### DATA SHOWN
=====

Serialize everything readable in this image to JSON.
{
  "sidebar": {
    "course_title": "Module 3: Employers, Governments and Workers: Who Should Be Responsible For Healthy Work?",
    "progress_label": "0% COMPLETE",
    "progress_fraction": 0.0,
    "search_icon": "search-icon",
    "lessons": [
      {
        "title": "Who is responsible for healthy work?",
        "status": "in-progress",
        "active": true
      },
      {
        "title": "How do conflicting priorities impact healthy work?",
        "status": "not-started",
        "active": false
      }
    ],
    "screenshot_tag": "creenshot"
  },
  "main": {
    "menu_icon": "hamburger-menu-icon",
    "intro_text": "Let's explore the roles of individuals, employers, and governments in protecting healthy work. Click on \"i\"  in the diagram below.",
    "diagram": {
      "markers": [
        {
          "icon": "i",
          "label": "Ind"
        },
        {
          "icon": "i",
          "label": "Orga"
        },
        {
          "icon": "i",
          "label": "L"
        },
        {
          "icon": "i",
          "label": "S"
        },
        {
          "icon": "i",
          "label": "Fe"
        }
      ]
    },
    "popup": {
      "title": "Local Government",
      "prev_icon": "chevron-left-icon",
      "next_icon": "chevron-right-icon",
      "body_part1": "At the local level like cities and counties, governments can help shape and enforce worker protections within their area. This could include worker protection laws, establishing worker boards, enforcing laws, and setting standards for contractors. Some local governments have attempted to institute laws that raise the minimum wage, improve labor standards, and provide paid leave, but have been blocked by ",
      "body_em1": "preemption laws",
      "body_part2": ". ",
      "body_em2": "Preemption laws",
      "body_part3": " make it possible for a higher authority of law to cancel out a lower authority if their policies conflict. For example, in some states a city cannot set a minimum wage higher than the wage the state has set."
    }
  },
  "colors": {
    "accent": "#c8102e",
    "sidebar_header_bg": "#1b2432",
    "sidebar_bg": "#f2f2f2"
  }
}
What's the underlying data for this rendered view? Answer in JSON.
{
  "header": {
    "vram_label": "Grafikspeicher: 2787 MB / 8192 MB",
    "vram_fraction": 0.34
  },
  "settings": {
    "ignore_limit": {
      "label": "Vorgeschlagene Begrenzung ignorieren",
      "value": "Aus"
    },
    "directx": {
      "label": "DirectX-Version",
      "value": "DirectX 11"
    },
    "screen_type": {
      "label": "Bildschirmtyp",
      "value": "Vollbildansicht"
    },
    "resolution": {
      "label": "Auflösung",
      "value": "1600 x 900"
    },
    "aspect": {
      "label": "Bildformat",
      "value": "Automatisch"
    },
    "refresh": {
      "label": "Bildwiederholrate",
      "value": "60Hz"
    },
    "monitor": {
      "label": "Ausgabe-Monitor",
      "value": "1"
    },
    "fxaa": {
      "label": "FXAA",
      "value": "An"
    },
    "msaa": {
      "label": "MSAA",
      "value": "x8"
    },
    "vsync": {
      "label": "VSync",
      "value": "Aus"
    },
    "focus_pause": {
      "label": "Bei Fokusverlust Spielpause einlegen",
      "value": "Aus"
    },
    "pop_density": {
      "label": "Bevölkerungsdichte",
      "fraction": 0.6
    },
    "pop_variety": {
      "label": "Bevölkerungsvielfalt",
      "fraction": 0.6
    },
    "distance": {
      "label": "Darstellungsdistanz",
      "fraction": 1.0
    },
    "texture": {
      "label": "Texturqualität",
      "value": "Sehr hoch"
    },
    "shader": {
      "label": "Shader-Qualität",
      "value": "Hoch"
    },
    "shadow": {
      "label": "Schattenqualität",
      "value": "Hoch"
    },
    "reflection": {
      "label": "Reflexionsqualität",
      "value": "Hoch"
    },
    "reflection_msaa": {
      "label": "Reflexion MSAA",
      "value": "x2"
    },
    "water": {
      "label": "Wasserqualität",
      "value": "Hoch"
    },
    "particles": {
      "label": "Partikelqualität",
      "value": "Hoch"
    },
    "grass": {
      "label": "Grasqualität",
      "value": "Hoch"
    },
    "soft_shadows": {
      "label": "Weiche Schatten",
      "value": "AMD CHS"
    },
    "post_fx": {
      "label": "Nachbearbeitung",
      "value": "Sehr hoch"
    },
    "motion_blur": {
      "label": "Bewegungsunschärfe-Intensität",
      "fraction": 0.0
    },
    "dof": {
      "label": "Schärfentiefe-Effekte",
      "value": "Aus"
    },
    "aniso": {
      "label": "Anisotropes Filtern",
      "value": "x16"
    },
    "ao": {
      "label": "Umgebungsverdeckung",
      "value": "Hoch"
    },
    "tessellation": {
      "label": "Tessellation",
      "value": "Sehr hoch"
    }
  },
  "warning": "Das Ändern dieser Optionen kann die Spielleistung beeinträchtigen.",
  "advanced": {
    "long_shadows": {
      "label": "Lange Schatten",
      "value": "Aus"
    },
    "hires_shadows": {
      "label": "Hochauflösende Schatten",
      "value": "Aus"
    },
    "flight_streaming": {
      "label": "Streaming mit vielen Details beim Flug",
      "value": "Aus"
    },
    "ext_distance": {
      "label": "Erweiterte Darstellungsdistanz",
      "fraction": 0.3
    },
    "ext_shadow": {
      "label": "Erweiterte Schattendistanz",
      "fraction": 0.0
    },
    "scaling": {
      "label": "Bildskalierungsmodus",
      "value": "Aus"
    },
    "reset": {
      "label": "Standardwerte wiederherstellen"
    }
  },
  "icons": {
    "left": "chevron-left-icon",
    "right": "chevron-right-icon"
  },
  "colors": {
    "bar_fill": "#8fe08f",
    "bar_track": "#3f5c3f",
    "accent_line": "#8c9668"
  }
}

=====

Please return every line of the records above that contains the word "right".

      "next_icon": "chevron-right-icon",
    "right": "chevron-right-icon"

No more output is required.